## What is being asked
The lines of the records that include "name" should all be copied.

## Supplied information
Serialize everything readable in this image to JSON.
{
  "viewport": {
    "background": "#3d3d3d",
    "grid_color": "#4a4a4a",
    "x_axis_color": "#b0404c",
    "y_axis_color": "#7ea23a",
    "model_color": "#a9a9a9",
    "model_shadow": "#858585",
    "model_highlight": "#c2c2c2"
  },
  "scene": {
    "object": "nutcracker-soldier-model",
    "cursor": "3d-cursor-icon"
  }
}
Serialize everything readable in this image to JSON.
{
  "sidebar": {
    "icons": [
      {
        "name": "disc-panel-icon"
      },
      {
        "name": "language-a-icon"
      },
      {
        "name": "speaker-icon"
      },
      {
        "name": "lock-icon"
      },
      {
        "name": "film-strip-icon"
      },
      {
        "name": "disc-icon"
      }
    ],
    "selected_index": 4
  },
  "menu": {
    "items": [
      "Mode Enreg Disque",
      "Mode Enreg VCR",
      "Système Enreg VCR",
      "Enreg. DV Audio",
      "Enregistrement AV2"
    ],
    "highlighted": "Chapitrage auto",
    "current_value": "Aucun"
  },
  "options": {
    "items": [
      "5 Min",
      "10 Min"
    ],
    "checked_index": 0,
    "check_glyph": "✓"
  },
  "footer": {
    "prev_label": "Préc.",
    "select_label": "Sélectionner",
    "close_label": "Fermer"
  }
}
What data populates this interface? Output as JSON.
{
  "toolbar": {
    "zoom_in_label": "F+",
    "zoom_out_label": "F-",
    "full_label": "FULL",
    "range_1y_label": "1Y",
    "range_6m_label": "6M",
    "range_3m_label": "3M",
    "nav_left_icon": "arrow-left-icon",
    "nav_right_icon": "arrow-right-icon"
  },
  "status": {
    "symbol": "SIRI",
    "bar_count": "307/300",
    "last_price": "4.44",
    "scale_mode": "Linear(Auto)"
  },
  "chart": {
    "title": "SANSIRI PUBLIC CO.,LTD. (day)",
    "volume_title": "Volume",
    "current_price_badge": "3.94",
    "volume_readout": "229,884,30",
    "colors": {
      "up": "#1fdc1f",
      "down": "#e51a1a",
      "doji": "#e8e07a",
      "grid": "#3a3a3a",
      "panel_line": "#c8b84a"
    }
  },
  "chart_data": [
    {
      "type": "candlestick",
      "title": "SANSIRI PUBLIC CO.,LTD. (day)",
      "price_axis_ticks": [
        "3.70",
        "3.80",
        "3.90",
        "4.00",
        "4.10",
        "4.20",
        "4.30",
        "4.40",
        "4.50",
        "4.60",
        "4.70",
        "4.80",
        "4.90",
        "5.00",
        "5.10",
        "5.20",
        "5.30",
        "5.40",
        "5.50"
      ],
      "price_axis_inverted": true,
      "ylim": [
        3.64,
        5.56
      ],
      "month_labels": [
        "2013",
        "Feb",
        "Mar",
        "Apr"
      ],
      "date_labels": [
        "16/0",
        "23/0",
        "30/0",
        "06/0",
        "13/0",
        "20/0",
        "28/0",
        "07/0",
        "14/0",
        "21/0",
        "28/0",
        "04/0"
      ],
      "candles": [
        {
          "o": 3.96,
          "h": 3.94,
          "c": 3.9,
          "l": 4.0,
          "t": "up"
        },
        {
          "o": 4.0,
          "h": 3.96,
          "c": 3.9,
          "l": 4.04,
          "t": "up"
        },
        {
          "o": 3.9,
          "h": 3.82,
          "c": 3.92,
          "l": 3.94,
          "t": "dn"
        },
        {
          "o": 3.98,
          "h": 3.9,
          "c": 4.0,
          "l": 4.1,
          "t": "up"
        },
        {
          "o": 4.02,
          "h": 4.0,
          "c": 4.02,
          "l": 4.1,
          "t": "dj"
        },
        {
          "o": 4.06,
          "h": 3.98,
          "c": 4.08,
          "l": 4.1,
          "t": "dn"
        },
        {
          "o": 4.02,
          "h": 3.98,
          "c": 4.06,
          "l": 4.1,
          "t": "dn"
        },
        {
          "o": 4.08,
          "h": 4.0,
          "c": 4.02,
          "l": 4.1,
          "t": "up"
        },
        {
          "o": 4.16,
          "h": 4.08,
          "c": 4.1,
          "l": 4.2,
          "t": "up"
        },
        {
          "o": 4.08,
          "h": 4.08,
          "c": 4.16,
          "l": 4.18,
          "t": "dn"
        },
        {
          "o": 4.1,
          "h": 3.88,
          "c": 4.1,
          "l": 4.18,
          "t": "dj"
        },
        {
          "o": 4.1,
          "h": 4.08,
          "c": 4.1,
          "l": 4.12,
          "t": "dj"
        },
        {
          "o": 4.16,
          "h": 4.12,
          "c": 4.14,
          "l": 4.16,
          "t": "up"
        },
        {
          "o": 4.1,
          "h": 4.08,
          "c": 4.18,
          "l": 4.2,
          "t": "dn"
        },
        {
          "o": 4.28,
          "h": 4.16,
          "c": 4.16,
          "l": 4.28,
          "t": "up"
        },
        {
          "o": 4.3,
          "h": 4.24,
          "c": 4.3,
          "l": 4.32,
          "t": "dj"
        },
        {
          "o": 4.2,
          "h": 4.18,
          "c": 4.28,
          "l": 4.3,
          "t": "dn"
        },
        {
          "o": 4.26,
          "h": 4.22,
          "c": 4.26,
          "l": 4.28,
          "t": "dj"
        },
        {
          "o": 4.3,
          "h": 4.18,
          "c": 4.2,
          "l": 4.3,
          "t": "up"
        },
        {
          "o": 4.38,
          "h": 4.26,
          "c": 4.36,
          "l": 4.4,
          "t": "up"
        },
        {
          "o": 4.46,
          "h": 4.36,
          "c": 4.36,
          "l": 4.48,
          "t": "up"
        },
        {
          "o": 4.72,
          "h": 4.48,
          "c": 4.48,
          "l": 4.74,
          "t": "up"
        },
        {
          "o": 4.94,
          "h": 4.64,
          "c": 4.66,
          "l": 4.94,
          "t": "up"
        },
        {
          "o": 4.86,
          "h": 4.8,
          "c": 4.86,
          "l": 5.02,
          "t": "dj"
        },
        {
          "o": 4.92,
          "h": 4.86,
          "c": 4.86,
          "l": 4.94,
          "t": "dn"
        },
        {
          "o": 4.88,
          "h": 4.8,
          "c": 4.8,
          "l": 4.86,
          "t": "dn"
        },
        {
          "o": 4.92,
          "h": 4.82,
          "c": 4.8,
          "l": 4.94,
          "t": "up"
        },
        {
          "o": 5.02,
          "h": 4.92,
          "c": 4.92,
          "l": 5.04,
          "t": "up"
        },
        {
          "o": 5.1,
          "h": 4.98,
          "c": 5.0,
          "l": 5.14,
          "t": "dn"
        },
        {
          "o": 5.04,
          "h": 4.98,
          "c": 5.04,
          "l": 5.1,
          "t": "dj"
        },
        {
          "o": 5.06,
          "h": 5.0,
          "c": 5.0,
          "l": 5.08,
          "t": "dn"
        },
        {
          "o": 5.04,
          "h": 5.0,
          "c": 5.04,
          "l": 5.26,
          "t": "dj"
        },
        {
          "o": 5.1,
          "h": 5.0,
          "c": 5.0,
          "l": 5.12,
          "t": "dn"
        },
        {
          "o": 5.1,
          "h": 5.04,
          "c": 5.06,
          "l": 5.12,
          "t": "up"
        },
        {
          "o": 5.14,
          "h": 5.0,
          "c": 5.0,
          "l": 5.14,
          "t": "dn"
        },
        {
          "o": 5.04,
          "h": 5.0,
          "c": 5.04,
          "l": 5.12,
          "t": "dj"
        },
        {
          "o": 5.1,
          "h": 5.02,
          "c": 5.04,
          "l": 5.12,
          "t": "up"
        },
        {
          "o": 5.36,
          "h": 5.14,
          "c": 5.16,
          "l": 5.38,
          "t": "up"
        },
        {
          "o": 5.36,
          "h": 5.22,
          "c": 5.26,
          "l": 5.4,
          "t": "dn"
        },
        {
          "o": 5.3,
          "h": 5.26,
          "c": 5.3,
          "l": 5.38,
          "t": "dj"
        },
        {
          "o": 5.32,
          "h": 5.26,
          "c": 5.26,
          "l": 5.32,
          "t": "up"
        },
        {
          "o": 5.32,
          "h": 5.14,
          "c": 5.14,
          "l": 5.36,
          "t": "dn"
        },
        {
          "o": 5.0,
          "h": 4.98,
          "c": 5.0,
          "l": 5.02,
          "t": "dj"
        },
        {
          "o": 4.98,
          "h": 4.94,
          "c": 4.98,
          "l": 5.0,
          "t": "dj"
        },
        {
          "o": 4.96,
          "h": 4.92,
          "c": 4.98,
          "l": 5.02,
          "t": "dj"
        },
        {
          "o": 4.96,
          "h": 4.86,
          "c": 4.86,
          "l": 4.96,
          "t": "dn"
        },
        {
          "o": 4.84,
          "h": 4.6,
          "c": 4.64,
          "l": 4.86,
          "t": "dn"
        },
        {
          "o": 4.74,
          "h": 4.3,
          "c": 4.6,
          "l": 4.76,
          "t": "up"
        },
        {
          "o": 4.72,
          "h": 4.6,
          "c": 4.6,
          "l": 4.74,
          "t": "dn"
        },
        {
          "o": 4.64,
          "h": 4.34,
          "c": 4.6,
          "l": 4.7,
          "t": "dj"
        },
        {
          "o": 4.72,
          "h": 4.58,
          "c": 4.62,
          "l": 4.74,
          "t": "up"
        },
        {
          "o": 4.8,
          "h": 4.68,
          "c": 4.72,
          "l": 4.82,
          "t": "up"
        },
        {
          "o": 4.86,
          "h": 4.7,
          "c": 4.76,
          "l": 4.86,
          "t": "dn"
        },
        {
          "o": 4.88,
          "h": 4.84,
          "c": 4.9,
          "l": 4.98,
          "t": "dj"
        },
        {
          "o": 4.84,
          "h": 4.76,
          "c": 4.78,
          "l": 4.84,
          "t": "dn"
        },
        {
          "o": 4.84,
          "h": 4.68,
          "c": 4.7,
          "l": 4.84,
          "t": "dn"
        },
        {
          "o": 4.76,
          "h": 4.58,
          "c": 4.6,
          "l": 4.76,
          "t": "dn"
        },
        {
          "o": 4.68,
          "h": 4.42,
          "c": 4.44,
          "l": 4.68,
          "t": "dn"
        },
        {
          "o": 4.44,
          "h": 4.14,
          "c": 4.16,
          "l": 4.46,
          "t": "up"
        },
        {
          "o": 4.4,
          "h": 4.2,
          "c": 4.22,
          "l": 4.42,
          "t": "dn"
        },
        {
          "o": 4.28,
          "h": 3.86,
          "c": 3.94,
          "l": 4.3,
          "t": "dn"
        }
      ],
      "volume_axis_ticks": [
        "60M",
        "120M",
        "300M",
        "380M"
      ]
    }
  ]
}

## Output
        "name": "disc-panel-icon"
        "name": "language-a-icon"
        "name": "speaker-icon"
        "name": "lock-icon"
        "name": "film-strip-icon"
        "name": "disc-icon"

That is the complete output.